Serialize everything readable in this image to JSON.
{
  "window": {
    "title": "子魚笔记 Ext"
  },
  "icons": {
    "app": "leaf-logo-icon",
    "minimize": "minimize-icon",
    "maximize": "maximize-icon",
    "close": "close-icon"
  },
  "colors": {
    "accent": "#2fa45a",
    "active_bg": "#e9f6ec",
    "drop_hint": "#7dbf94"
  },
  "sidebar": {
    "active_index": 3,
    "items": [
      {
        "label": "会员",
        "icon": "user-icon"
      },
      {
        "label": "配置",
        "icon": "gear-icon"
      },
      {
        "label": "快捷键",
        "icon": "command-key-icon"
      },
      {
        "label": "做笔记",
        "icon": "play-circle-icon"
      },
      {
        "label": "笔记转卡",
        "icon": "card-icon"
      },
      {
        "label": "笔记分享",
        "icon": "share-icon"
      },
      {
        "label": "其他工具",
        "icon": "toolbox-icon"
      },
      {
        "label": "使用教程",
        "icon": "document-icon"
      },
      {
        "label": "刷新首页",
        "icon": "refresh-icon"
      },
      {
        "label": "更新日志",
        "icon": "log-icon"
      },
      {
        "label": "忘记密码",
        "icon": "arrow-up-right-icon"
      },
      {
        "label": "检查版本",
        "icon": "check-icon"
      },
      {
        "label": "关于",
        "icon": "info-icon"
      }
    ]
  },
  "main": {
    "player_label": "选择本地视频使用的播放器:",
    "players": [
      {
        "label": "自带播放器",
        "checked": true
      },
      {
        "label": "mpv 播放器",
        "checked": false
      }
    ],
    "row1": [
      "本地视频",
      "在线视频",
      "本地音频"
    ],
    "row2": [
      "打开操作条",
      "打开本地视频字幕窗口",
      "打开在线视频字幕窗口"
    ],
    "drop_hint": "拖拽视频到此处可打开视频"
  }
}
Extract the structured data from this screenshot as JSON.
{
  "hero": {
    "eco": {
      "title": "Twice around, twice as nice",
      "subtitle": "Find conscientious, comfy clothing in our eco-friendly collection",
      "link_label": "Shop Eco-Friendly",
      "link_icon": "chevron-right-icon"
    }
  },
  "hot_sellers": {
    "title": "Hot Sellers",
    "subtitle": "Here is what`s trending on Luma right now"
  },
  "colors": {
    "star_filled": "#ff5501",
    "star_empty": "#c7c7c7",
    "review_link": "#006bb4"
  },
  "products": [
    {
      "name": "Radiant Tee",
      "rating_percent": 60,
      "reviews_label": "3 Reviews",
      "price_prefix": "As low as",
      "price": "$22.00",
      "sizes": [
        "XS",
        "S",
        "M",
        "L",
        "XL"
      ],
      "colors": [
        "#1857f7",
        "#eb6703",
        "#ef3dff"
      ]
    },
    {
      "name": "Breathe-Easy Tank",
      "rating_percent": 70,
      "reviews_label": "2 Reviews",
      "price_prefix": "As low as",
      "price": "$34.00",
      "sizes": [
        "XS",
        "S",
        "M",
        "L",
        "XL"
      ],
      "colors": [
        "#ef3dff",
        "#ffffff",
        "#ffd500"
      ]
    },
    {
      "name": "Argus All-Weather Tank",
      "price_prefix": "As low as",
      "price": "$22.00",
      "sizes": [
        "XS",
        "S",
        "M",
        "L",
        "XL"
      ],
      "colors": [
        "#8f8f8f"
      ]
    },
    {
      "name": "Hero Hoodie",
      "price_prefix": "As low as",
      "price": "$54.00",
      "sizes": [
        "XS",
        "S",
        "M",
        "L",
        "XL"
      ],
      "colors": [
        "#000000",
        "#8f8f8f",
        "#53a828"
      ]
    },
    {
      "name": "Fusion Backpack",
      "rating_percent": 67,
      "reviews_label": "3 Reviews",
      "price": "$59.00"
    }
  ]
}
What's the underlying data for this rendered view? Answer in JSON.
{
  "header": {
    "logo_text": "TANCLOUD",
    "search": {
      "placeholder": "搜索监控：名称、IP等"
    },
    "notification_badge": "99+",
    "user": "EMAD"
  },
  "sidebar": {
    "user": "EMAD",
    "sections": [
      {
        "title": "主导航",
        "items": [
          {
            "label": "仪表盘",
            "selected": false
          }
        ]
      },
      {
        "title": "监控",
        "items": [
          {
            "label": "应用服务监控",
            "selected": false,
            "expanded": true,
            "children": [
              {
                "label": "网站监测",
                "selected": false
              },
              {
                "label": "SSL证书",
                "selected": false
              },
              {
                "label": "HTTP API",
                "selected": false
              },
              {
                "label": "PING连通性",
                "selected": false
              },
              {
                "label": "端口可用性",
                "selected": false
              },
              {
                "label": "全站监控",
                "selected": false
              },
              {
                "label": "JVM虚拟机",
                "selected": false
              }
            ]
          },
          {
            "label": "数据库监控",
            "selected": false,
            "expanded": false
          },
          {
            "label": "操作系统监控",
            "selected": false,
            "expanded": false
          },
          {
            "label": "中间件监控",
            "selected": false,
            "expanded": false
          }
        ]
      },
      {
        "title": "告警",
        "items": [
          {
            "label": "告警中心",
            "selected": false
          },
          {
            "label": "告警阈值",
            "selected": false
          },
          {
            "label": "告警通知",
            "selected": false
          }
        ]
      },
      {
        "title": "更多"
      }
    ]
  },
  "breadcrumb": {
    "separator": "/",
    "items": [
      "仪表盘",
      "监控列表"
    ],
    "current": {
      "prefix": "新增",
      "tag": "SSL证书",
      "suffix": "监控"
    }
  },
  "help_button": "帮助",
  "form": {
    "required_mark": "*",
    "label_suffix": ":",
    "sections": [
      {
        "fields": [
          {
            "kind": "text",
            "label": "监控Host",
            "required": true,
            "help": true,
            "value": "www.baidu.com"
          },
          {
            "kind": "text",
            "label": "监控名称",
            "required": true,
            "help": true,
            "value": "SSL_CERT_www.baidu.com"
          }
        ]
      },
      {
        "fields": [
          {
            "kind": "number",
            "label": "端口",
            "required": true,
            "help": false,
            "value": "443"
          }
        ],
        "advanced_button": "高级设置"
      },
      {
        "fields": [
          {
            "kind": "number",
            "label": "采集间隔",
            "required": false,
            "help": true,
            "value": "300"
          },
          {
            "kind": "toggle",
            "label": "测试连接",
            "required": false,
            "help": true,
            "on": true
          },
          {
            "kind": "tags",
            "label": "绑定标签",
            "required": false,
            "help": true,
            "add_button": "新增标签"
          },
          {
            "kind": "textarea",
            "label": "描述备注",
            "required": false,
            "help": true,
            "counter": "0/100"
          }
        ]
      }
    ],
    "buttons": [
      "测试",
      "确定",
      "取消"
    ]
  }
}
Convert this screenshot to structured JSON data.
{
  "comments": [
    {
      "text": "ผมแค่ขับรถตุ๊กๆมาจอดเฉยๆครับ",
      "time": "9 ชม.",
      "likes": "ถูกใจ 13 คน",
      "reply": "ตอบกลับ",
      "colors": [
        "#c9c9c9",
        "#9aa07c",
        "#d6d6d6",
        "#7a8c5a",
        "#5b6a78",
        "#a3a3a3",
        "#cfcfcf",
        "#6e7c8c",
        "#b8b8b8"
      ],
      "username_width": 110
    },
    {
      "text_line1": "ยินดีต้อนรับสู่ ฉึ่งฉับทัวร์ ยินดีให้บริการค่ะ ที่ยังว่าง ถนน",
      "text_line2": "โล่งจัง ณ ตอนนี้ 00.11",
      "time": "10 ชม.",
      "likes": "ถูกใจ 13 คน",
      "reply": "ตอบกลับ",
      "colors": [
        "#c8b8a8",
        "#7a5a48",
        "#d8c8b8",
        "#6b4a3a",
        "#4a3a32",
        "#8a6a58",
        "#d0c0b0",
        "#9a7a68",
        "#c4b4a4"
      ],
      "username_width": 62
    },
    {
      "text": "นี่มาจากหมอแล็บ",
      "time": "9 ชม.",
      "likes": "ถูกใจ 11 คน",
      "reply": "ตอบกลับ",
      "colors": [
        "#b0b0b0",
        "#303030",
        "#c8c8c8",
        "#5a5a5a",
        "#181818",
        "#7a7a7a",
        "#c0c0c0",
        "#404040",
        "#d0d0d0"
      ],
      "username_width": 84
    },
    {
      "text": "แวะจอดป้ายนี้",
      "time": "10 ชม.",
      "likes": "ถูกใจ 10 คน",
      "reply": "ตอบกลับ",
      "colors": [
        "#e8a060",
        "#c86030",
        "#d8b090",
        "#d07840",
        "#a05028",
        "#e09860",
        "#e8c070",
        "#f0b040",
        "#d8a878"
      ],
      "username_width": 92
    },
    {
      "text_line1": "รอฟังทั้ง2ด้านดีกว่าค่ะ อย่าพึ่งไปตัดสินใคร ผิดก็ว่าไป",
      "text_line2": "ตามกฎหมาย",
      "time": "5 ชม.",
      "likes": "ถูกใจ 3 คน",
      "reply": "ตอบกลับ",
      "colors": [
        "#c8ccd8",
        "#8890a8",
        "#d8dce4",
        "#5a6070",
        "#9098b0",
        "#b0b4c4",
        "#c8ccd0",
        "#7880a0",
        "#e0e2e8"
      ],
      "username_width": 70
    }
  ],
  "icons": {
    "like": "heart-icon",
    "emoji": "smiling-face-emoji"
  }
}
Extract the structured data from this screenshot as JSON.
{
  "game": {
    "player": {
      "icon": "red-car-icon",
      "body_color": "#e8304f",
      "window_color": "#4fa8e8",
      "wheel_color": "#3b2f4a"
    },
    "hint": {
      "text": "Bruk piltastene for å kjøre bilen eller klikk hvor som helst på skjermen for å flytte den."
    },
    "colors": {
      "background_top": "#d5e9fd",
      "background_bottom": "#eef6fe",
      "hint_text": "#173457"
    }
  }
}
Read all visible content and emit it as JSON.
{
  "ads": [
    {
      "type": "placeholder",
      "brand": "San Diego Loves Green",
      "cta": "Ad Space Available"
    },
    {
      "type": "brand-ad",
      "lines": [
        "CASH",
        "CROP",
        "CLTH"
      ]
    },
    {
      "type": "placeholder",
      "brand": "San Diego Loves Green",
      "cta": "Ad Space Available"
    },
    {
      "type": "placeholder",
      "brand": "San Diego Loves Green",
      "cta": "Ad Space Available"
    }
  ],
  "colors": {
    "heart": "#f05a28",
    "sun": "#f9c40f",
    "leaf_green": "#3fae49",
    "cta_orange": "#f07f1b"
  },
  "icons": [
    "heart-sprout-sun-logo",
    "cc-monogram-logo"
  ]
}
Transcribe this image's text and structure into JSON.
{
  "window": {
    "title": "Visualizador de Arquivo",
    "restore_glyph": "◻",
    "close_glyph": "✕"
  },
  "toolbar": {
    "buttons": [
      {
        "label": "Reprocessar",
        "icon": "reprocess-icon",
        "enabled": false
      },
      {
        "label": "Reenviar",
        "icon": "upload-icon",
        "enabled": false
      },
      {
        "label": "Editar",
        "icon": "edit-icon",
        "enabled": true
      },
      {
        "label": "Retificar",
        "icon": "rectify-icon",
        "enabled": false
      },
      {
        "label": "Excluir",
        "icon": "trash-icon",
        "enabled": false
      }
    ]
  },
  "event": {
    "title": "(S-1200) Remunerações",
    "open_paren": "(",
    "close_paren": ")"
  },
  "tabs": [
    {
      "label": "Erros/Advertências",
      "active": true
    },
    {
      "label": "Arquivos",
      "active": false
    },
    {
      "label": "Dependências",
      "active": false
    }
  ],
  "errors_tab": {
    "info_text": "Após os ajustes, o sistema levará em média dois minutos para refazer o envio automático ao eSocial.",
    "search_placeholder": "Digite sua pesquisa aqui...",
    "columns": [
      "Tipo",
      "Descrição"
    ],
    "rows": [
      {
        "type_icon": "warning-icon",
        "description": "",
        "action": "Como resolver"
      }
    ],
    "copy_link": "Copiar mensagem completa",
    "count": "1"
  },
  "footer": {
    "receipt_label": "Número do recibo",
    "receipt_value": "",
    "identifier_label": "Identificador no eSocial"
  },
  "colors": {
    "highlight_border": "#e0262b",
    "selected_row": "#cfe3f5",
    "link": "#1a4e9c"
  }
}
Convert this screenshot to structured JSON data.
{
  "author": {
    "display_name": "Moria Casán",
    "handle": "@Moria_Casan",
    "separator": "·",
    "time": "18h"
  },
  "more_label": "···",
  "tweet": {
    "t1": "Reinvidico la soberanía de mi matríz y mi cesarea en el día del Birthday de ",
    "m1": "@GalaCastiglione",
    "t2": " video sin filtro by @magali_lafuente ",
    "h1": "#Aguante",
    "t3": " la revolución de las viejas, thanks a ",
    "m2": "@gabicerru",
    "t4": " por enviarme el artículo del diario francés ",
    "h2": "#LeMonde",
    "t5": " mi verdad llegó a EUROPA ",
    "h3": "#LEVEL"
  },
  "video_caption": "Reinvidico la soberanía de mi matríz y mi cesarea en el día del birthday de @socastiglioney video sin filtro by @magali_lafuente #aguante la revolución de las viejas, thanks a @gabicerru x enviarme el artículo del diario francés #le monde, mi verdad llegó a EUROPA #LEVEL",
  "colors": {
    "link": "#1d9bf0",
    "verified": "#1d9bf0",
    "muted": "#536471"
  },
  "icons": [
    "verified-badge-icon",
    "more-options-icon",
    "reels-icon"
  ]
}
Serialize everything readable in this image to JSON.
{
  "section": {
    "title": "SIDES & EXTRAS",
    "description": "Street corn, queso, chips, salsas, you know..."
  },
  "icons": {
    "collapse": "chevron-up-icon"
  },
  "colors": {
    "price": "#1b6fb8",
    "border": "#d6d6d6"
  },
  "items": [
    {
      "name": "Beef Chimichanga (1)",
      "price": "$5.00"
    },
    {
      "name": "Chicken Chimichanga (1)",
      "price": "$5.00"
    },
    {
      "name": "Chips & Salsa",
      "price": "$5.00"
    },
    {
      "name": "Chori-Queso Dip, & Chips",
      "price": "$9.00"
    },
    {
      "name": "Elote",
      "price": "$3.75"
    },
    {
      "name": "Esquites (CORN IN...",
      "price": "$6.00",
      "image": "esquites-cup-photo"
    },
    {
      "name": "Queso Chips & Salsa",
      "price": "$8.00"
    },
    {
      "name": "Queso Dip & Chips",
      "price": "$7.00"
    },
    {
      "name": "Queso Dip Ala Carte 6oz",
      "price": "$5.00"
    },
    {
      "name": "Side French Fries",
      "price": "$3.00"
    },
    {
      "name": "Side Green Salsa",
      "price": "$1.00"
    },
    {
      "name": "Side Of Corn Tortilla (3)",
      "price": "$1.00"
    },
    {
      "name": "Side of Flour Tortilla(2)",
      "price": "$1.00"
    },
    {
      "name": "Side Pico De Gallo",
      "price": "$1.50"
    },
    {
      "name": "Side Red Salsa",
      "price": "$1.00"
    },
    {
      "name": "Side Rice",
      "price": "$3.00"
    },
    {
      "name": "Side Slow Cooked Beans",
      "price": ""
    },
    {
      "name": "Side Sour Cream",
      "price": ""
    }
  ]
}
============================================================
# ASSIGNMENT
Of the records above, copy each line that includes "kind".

# RESPONSE TO THIS EXERCISE
            "kind": "text",
            "kind": "text",
            "kind": "number",
            "kind": "number",
            "kind": "toggle",
            "kind": "tags",
            "kind": "textarea",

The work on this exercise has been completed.